    With patched drivers and/or firmware, one can both have the cake and eat it. The card is set for example to FCC domain, but with channels 1-14 and 27dBm TX enabled. Probe packet comes with lets say UK country code and goes straight to trash, operation at channel 14 @27dBm will continue as before and the AP has no idea. This is why I disable it in my driver mod set.
     
  8. kevsamiga

    kevsamiga Well-Known Member
    VIP

    Joined:
    15 Sep 2013
    Messages:
    405
    Likes Received:
    98
    Trophy Points:
    78
    So any updates to these "mods" after a few months, or still working on finishing it for they be thar sharing for ye fellow pirates, or what ?
     
  9. padrecito007

    padrecito007 Member

    Joined:
    22 Mar 2014
    Messages:
    1
    Likes Received:
    0
    Trophy Points:
    6
    hello.
    I'm trying to use channel 14 in TP-Link WN722N.
    So far without success.
    036NHA can use the channel 14?
    I could copy the eeprom 036NHA.
    You could make an application for windows7, this month I'll have time.
    Please confirm if 036NHA uses channel 14
     
  10. geotravel

    geotravel New Member

    Joined:
    16 Mar 2015
    Messages:
    1
    Likes Received:
    0
    Trophy Points:
    1
    Hi Syysvalo,

    Where I can find your patches to ath9k diver ??? I would nice to have this.

    Best regrads

    geotravel
     
  11. brunoaduarte

    brunoaduarte Member

    Joined:
    28 Dec 2015
    Messages:
    6
    Likes Received:
    0
    Trophy Points:
    6
    Hello @Syysvalo, i got an AWUS036NHA (AR9271) (ath9k) card, and i have a I2C eeprom reader/programmer.

    So far i've managed to read the contents of my eeprom, but not able to modify it yet. (Cannot map the EEPROM content).

    I could help you debug if you still need it.

    Can you help me with that ?

    Thanks
     
  12. strkl

    strkl Active Member

    Joined:
    13 Jan 2015
    Messages:
    1
    Likes Received:
    0
    Trophy Points:
    31
Loading...
  • About Us

    We are a community mixed with professionals and beginners with an interest in wireless security, auditing and pentesting. Feel free to check out and upload resources.


    You can also find us on: Twitter and Facebook

  • Donate to Us

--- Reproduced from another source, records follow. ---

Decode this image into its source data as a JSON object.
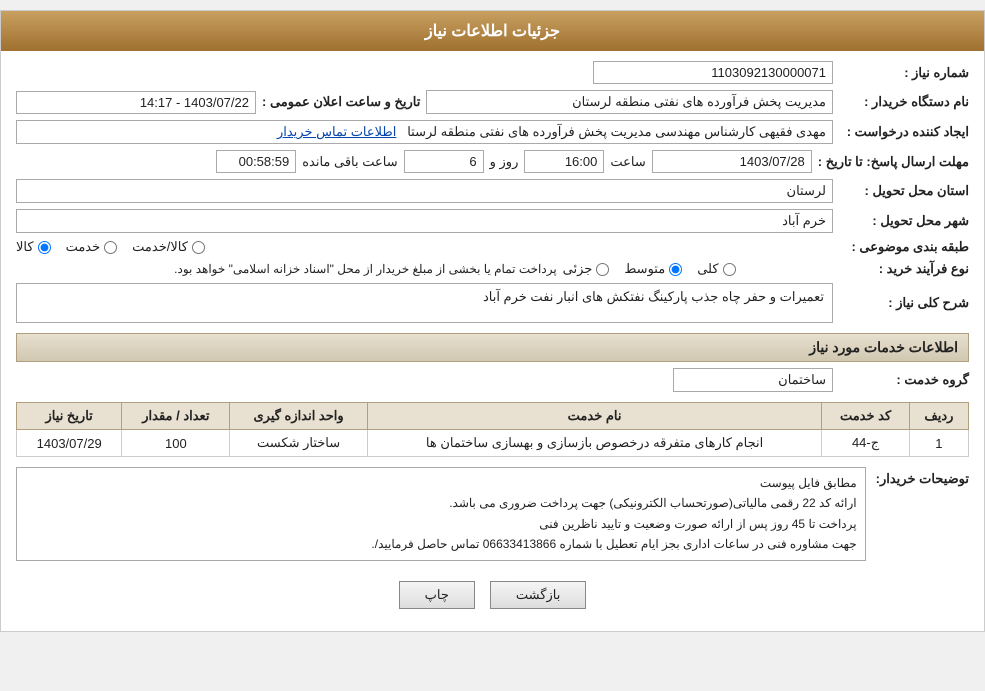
{
  "header": {
    "title": "جزئیات اطلاعات نیاز"
  },
  "fields": {
    "request_number_label": "شماره نیاز :",
    "request_number_value": "1103092130000071",
    "buyer_org_label": "نام دستگاه خریدار :",
    "buyer_org_value": "مدیریت پخش فرآورده های نفتی منطقه لرستان",
    "requester_label": "ایجاد کننده درخواست :",
    "requester_value": "مهدی فقیهی کارشناس مهندسی مدیریت پخش فرآورده های نفتی منطقه لرستا",
    "contact_link": "اطلاعات تماس خریدار",
    "announce_datetime_label": "تاریخ و ساعت اعلان عمومی :",
    "announce_datetime_value": "1403/07/22 - 14:17",
    "reply_deadline_label": "مهلت ارسال پاسخ: تا تاریخ :",
    "reply_date": "1403/07/28",
    "reply_time_label": "ساعت",
    "reply_time": "16:00",
    "reply_days_label": "روز و",
    "reply_days": "6",
    "reply_remaining_label": "ساعت باقی مانده",
    "reply_remaining": "00:58:59",
    "province_label": "استان محل تحویل :",
    "province_value": "لرستان",
    "city_label": "شهر محل تحویل :",
    "city_value": "خرم آباد",
    "category_label": "طبقه بندی موضوعی :",
    "category_options": [
      {
        "label": "کالا",
        "value": "kala"
      },
      {
        "label": "خدمت",
        "value": "khedmat"
      },
      {
        "label": "کالا/خدمت",
        "value": "kala_khedmat"
      }
    ],
    "category_selected": "kala",
    "process_label": "نوع فرآیند خرید :",
    "process_options": [
      {
        "label": "جزئی",
        "value": "joz"
      },
      {
        "label": "متوسط",
        "value": "motas"
      },
      {
        "label": "کلی",
        "value": "koli"
      }
    ],
    "process_selected": "motas",
    "process_note": "پرداخت تمام یا بخشی از مبلغ خریدار از محل \"اسناد خزانه اسلامی\" خواهد بود.",
    "description_label": "شرح کلی نیاز :",
    "description_value": "تعمیرات و حفر چاه جذب پارکینگ نفتکش های انبار نفت خرم آباد",
    "services_section": "اطلاعات خدمات مورد نیاز",
    "service_group_label": "گروه خدمت :",
    "service_group_value": "ساختمان",
    "table": {
      "columns": [
        "ردیف",
        "کد خدمت",
        "نام خدمت",
        "واحد اندازه گیری",
        "تعداد / مقدار",
        "تاریخ نیاز"
      ],
      "rows": [
        {
          "row_num": "1",
          "service_code": "ج-44",
          "service_name": "انجام کارهای متفرقه درخصوص بازسازی و بهسازی ساختمان ها",
          "unit": "ساختار شکست",
          "quantity": "100",
          "date": "1403/07/29"
        }
      ]
    },
    "buyer_notes_label": "توضیحات خریدار:",
    "buyer_notes": "مطابق فایل پیوست\nارائه کد 22 رقمی مالیاتی(صورتحساب الکترونیکی) جهت پرداخت ضروری می باشد.\nپرداخت تا 45 روز پس از ارائه صورت وضعیت و تایید ناظرین فنی\nجهت مشاوره فنی در ساعات اداری بجز ایام تعطیل با شماره 06633413866 تماس حاصل فرمایید/.",
    "buttons": {
      "print": "چاپ",
      "back": "بازگشت"
    }
  }
}
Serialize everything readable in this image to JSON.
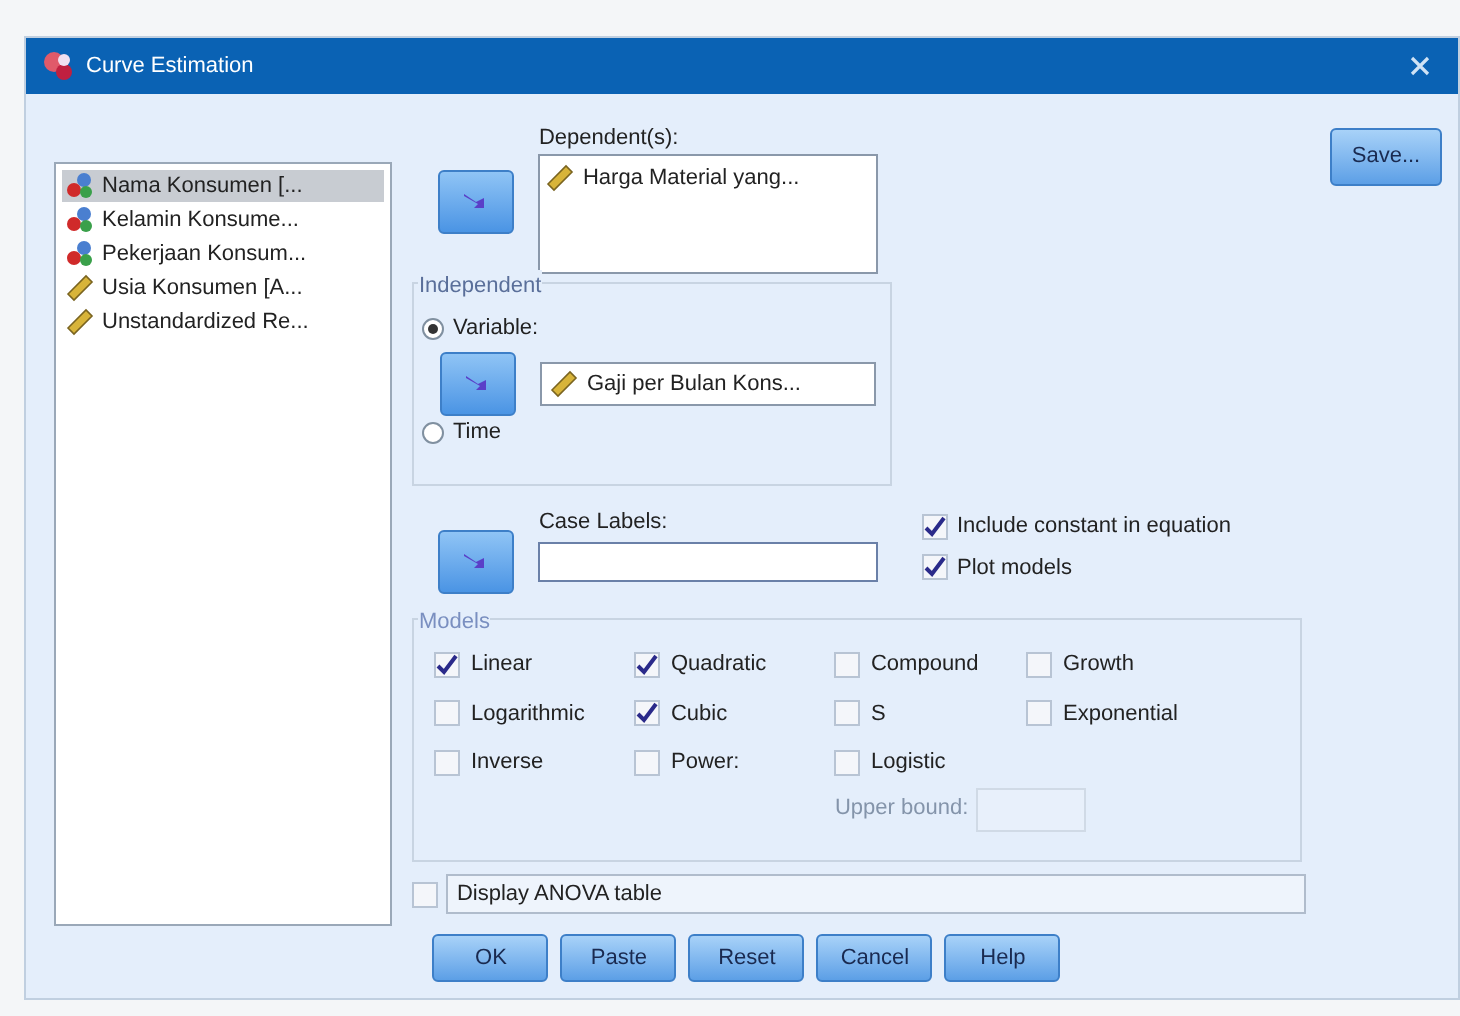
{
  "window": {
    "title": "Curve Estimation"
  },
  "variables": [
    {
      "label": "Nama Konsumen [...",
      "kind": "nominal",
      "selected": true
    },
    {
      "label": "Kelamin Konsume...",
      "kind": "nominal",
      "selected": false
    },
    {
      "label": "Pekerjaan Konsum...",
      "kind": "nominal",
      "selected": false
    },
    {
      "label": "Usia Konsumen [A...",
      "kind": "scale",
      "selected": false
    },
    {
      "label": "Unstandardized Re...",
      "kind": "scale",
      "selected": false
    }
  ],
  "dependent": {
    "label": "Dependent(s):",
    "items": [
      {
        "label": "Harga Material yang...",
        "kind": "scale"
      }
    ]
  },
  "independent": {
    "title": "Independent",
    "options": [
      {
        "label": "Variable:",
        "selected": true
      },
      {
        "label": "Time",
        "selected": false
      }
    ],
    "variable": {
      "label": "Gaji per Bulan Kons...",
      "kind": "scale"
    }
  },
  "case_labels": {
    "label": "Case Labels:"
  },
  "options": [
    {
      "label": "Include constant in equation",
      "checked": true
    },
    {
      "label": "Plot models",
      "checked": true
    }
  ],
  "models": {
    "title": "Models",
    "items": [
      {
        "label": "Linear",
        "checked": true
      },
      {
        "label": "Quadratic",
        "checked": true
      },
      {
        "label": "Compound",
        "checked": false
      },
      {
        "label": "Growth",
        "checked": false
      },
      {
        "label": "Logarithmic",
        "checked": false
      },
      {
        "label": "Cubic",
        "checked": true
      },
      {
        "label": "S",
        "checked": false
      },
      {
        "label": "Exponential",
        "checked": false
      },
      {
        "label": "Inverse",
        "checked": false
      },
      {
        "label": "Power:",
        "checked": false
      },
      {
        "label": "Logistic",
        "checked": false
      }
    ],
    "upper_bound": {
      "label": "Upper bound:",
      "disabled": true
    }
  },
  "anova": {
    "label": "Display ANOVA table",
    "checked": false
  },
  "buttons": [
    "OK",
    "Paste",
    "Reset",
    "Cancel",
    "Help"
  ],
  "save_button": "Save..."
}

    Did you find our forums useful? Feel free to donate Bitcoin to us using the form below. Those who donate the equivlent of $10 USD or more will be upgraded to VIP membership. Don't have Bitcoin? Use your credit card to GO VIP here. Don't want to fork out some coin? There are other ways to GO VIP. Bitcoin: 1LMTGSoTyJWXuy2mQkHfgMzD7ez74x1Z8K